=== Task item ===
In the records below, tally the lines that contain the word "true" and give only that number.

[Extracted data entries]
◆ ◆ ◆ ◆

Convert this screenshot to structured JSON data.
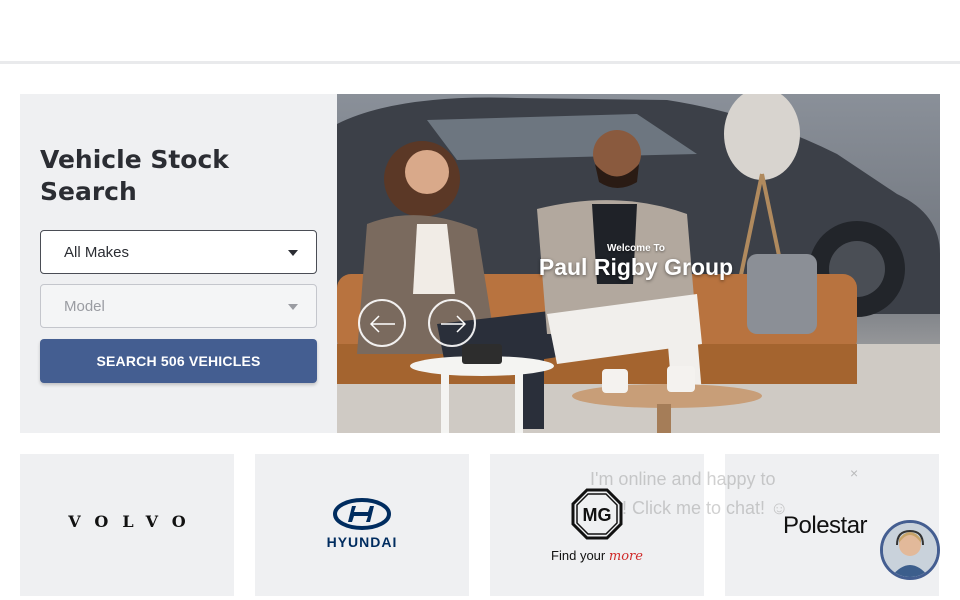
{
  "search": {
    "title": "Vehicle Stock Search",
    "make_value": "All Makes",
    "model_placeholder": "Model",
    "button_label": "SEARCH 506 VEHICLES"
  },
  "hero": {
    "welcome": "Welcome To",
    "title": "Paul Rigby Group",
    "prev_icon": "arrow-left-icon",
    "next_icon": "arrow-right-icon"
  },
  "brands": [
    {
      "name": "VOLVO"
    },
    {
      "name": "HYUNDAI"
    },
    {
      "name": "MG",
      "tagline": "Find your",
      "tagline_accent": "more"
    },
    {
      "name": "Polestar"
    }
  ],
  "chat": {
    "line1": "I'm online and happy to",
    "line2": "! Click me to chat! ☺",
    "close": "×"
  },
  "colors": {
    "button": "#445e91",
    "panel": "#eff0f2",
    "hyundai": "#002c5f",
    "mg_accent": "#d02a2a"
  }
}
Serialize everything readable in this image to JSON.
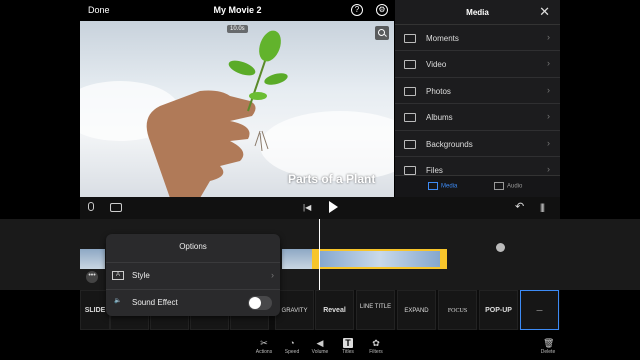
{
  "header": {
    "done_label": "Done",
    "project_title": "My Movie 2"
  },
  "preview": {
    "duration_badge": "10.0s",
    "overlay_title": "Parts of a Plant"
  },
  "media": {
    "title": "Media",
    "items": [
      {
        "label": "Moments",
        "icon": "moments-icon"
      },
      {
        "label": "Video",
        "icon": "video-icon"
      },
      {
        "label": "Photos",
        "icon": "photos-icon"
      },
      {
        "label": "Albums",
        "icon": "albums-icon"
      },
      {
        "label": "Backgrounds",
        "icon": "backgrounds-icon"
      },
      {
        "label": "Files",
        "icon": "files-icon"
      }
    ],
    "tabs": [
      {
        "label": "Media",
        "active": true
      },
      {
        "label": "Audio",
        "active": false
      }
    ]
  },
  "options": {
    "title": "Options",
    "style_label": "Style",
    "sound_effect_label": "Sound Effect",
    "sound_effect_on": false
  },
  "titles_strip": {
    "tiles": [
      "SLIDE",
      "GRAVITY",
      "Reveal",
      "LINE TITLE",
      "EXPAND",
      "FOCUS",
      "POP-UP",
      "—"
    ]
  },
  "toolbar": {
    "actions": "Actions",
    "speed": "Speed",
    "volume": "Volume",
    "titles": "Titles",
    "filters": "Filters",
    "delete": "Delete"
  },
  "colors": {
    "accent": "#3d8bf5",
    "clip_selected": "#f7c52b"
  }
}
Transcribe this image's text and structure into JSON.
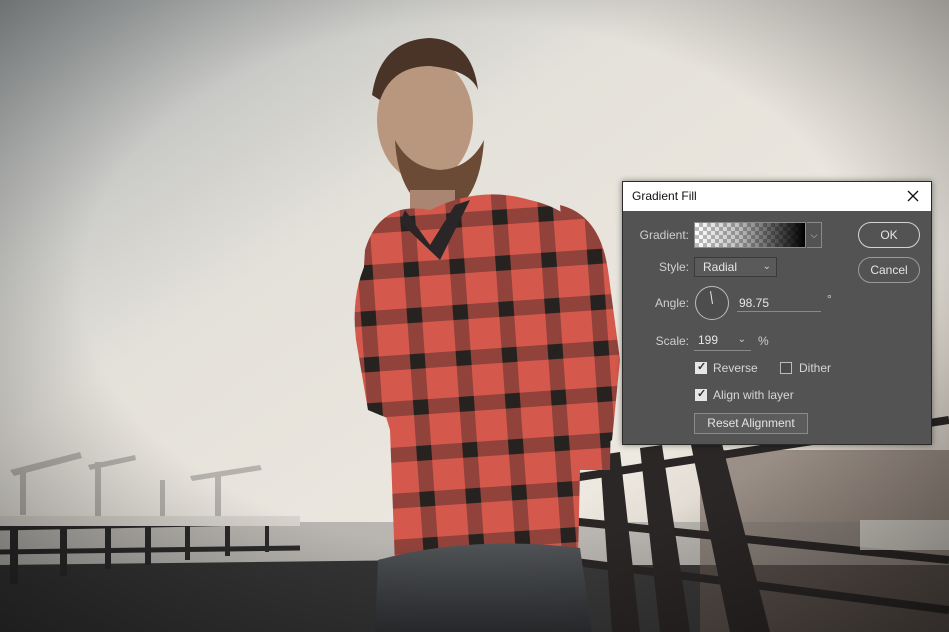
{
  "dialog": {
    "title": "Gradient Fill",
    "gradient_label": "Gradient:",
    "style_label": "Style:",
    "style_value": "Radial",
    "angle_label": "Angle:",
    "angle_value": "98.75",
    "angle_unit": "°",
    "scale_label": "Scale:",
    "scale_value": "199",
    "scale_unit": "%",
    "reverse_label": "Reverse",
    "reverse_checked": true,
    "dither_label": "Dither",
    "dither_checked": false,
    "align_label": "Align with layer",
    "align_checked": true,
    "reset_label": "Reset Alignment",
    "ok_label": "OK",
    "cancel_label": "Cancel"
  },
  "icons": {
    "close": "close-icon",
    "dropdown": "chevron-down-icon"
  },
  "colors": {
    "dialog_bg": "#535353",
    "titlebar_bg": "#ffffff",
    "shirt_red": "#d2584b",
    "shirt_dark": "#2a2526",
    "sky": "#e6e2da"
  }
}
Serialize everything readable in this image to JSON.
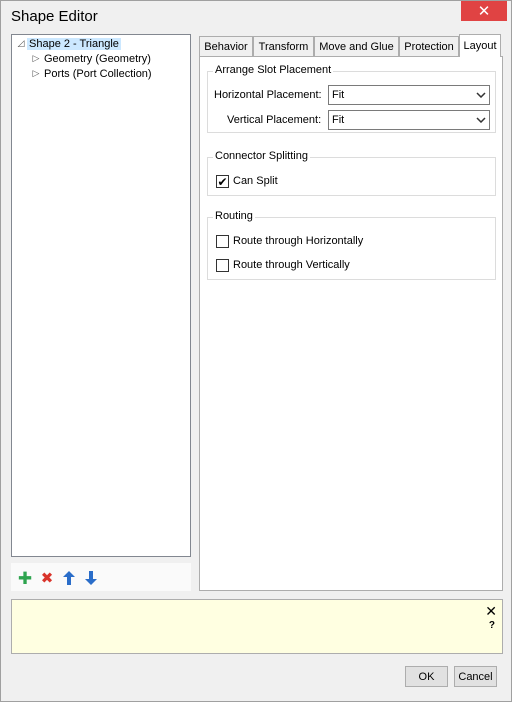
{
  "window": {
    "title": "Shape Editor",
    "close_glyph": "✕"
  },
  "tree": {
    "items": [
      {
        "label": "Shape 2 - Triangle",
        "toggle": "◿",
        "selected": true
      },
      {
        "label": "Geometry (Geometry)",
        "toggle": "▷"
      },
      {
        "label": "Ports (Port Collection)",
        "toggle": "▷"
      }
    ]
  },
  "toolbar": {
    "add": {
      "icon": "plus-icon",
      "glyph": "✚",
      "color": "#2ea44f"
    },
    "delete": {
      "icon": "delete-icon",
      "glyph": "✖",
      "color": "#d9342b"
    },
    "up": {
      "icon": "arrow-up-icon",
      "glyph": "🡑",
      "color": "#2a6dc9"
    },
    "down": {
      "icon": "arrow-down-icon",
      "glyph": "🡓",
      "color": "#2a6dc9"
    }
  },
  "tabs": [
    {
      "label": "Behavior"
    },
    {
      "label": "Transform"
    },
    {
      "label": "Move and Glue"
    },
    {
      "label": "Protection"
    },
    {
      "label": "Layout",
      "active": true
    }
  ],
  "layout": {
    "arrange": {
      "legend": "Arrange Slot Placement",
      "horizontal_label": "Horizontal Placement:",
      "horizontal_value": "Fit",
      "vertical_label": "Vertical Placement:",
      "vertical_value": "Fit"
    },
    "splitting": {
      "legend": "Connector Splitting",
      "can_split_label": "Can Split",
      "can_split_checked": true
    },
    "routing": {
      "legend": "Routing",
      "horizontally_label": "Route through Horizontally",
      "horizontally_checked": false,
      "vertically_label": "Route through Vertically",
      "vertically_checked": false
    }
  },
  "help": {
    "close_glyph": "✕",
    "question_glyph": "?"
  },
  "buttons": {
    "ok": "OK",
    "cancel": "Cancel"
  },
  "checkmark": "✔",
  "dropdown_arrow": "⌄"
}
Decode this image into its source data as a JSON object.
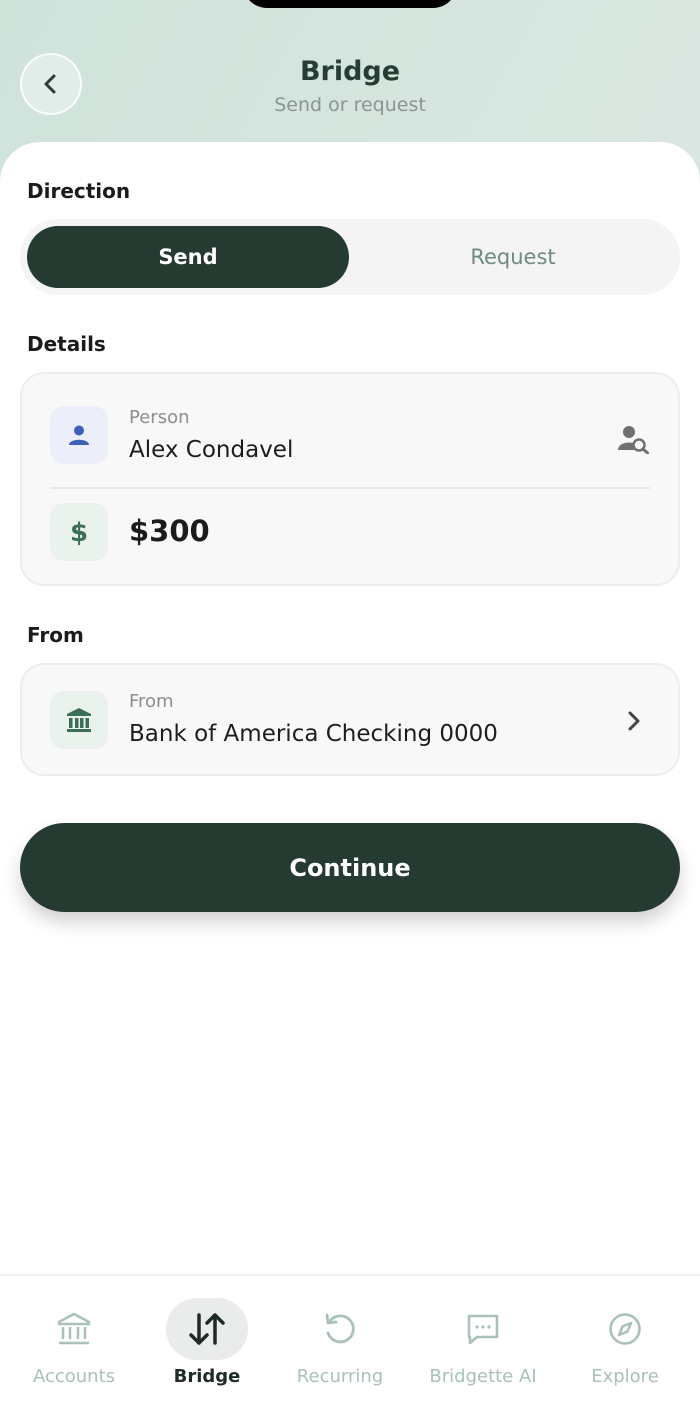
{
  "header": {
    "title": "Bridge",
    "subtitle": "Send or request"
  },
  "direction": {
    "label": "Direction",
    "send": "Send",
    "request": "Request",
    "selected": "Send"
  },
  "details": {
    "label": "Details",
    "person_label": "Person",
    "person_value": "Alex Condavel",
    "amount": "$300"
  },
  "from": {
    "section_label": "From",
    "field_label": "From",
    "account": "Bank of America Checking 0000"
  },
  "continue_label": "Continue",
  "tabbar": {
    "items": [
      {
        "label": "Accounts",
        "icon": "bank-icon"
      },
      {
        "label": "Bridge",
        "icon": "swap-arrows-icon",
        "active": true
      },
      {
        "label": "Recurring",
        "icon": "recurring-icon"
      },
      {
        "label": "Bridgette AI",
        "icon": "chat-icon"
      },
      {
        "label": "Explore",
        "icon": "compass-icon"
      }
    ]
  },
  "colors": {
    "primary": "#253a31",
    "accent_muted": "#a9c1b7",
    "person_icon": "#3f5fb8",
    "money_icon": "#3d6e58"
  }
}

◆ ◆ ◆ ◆

=== Exercise answer ===
7